What you are asked to do: Each entry should be restated word for word, with all pictures left out.

[[ Source material, beginning ]]

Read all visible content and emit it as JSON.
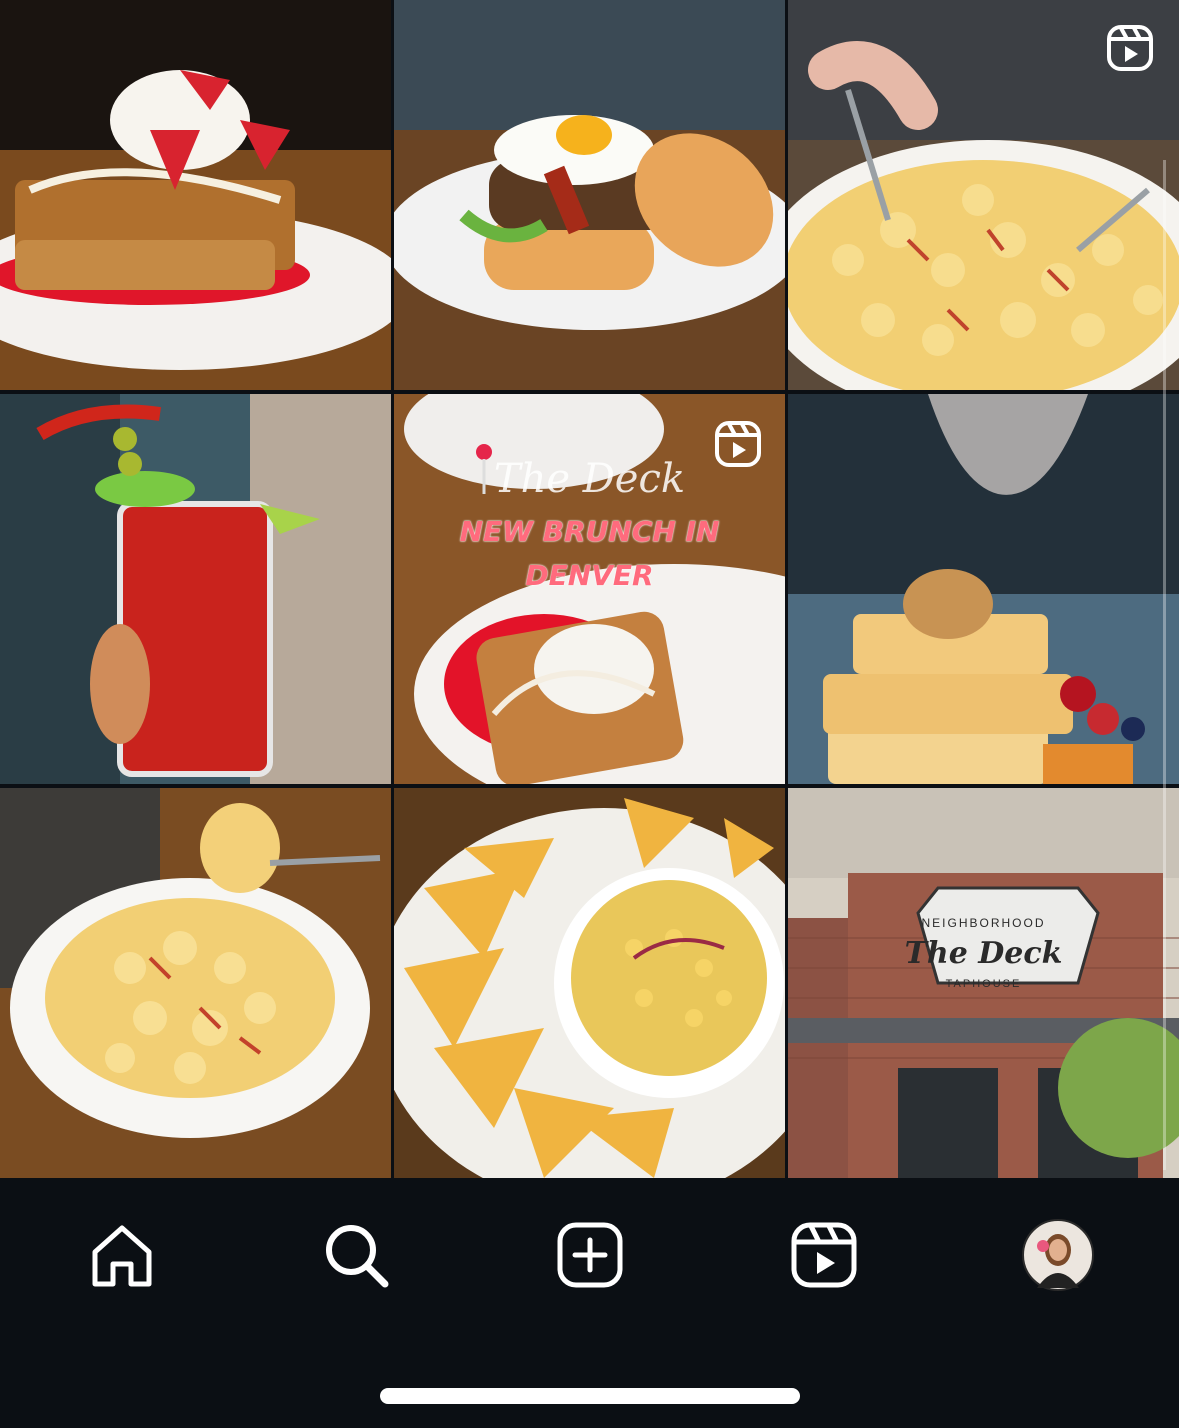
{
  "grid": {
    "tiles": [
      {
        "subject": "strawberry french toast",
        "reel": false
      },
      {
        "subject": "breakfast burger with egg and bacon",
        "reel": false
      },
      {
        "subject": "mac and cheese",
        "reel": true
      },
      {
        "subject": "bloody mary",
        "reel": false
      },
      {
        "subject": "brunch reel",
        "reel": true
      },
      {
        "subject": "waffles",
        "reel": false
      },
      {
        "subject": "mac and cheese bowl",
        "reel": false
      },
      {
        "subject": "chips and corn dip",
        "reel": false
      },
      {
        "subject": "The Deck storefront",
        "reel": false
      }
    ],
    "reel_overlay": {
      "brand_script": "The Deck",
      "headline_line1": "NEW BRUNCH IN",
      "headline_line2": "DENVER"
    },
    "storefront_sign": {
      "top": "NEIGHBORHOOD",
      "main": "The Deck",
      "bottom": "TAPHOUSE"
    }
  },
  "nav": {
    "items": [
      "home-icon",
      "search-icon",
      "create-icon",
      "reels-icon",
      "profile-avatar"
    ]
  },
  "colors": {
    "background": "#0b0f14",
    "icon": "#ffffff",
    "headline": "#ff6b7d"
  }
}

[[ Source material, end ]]

Result for this exercise:
Read all visible content and emit it as JSON.
{
  "grid": {
    "tiles": [
      {
        "subject": "strawberry french toast",
        "reel": false
      },
      {
        "subject": "breakfast burger with egg and bacon",
        "reel": false
      },
      {
        "subject": "mac and cheese",
        "reel": true
      },
      {
        "subject": "bloody mary",
        "reel": false
      },
      {
        "subject": "brunch reel",
        "reel": true
      },
      {
        "subject": "waffles",
        "reel": false
      },
      {
        "subject": "mac and cheese bowl",
        "reel": false
      },
      {
        "subject": "chips and corn dip",
        "reel": false
      },
      {
        "subject": "The Deck storefront",
        "reel": false
      }
    ],
    "reel_overlay": {
      "brand_script": "The Deck",
      "headline_line1": "NEW BRUNCH IN",
      "headline_line2": "DENVER"
    },
    "storefront_sign": {
      "top": "NEIGHBORHOOD",
      "main": "The Deck",
      "bottom": "TAPHOUSE"
    }
  },
  "nav": {
    "items": [
      "home-icon",
      "search-icon",
      "create-icon",
      "reels-icon",
      "profile-avatar"
    ]
  },
  "colors": {
    "background": "#0b0f14",
    "icon": "#ffffff",
    "headline": "#ff6b7d"
  }
}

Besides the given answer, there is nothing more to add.